Based on the demand scenario it adopted, the Forest Service approved a Tongass forest plan that set the allowable sale quantity of timber for the next ten years at 2.67 billion board feet, or an average of 267 million board feet annually. See id. The allowable sale quantity "represents the upper decadal limit on the amount of timber that may be offered for sale from suitable timberland in the Tongass National Forest as part of the regularly scheduled timber sale program." Nat. Res. Def. Council, 421 F.3d at 802 n.10 (internal quotation marks omitted). The Forest Service determined that an allowable sale quantity of 267 million board feet annually not only would satisfy projected market demand, but also would ensure that the Forest Service could meet unforeseen or changing market conditions.*fn3

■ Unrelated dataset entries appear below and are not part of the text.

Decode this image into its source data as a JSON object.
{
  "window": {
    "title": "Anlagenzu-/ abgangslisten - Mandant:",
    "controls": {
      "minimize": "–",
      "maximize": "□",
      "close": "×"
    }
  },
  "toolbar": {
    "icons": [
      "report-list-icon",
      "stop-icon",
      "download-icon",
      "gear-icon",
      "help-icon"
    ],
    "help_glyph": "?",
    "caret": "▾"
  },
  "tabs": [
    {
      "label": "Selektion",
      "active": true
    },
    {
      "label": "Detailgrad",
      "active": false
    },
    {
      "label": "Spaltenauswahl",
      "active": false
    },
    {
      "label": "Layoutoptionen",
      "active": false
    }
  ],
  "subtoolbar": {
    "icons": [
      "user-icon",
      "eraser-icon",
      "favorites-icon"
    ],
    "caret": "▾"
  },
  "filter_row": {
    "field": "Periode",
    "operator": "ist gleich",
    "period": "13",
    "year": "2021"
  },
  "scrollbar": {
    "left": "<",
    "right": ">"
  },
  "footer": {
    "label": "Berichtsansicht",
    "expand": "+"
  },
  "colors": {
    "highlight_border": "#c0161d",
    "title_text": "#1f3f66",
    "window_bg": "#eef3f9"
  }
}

One such changing market condition the Forest Service considered was the development of an integrated timber industry. It concluded that the 2008 TLMP Amendment should be flexible enough to provide sufficient timber to create an "integrated timber industry" in Southeast Alaska. See 2008 TLMP Amendment ROD at 35. An integrated industry "is one that includes processing facilities and markets for all types of logs from timber harvest operations conducted in the area, and for byproducts such as chips that result from processing those logs into lumber or other products." Id. Although such an industry does not currently exist in Southeast Alaska, the Forest Service "consider[ed] it important to provide an opportunity for the timber industry to become more integrated." Id. at 36. Relying on the Pacific Northwest Research Station's study, the Forest Service concluded that "a reliable annual supply of at least 200 million board feet of economic timber would be needed from the Tongass to meet the objective of providing an opportunity for the reestablishment of an integrated industry." Id. at 37. An allowable sale ...